* WHAT IS BEING ASKED *
Check each line of the entries. Copy the ones that contain the string "Program".

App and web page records

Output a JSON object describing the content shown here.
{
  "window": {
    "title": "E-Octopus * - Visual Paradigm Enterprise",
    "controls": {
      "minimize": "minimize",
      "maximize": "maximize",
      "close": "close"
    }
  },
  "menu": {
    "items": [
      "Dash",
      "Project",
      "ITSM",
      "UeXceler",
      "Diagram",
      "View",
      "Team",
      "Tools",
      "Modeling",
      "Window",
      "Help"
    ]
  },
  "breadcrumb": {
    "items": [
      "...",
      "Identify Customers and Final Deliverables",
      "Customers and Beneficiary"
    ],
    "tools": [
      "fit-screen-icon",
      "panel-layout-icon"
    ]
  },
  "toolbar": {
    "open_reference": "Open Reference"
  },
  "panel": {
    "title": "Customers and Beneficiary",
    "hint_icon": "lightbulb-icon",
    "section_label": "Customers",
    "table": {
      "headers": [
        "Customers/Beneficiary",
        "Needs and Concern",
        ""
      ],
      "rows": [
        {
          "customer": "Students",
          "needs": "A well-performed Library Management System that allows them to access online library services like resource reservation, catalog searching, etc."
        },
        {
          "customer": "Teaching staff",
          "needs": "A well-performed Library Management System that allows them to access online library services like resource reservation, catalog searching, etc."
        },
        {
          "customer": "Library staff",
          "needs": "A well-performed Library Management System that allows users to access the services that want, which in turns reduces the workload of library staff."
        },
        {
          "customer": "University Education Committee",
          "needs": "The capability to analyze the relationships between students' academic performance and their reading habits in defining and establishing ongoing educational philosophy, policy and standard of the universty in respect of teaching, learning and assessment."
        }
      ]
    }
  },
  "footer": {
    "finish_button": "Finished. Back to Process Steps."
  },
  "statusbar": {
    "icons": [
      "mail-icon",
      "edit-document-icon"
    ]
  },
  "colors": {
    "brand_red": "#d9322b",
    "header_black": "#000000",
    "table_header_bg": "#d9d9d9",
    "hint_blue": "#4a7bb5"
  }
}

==

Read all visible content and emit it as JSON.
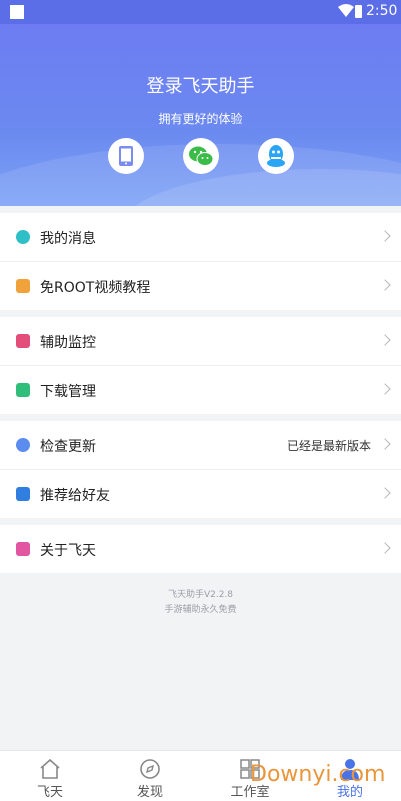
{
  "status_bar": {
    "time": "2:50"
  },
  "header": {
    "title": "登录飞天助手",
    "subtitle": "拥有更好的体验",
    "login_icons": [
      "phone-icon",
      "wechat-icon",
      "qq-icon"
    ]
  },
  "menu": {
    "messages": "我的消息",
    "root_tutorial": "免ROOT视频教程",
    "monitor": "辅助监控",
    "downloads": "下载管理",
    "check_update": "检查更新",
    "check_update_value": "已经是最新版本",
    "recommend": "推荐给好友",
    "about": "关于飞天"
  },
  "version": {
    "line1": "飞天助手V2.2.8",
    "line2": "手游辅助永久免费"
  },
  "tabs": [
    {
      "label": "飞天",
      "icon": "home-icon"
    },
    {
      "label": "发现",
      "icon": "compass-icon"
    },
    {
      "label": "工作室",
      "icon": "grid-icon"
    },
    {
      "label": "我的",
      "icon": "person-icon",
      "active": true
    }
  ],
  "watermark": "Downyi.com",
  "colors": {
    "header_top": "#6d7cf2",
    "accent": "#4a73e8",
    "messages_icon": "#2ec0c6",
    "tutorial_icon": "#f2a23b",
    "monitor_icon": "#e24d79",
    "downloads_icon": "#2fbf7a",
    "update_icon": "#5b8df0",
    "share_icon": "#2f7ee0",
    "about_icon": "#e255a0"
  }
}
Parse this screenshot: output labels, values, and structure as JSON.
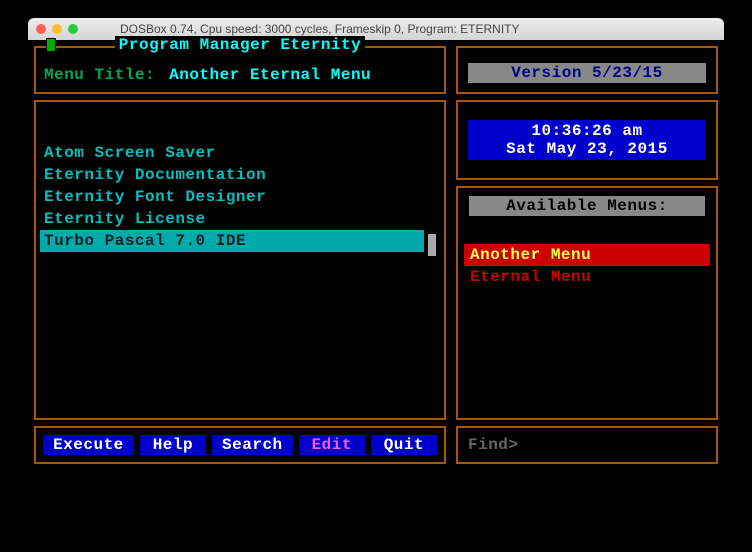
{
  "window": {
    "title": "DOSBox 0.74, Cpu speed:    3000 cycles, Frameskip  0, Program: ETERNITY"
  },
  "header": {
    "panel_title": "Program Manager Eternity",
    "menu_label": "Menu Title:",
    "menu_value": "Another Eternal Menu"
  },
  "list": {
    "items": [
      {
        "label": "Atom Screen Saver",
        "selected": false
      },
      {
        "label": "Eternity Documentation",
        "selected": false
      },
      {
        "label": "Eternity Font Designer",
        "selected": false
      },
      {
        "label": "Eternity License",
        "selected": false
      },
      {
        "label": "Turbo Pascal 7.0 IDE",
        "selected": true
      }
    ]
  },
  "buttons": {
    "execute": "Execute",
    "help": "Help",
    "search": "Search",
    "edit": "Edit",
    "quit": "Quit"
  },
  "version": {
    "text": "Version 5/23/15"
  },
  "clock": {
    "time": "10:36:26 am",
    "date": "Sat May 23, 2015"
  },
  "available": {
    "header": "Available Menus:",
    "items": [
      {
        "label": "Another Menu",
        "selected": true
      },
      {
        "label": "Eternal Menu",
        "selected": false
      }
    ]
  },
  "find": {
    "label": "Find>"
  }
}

* REPLY TO THE EXERCISE *
    "title": "DOSBox 0.74, Cpu speed:    3000 cycles, Frameskip  0, Program: ETERNITY"
    "panel_title": "Program Manager Eternity",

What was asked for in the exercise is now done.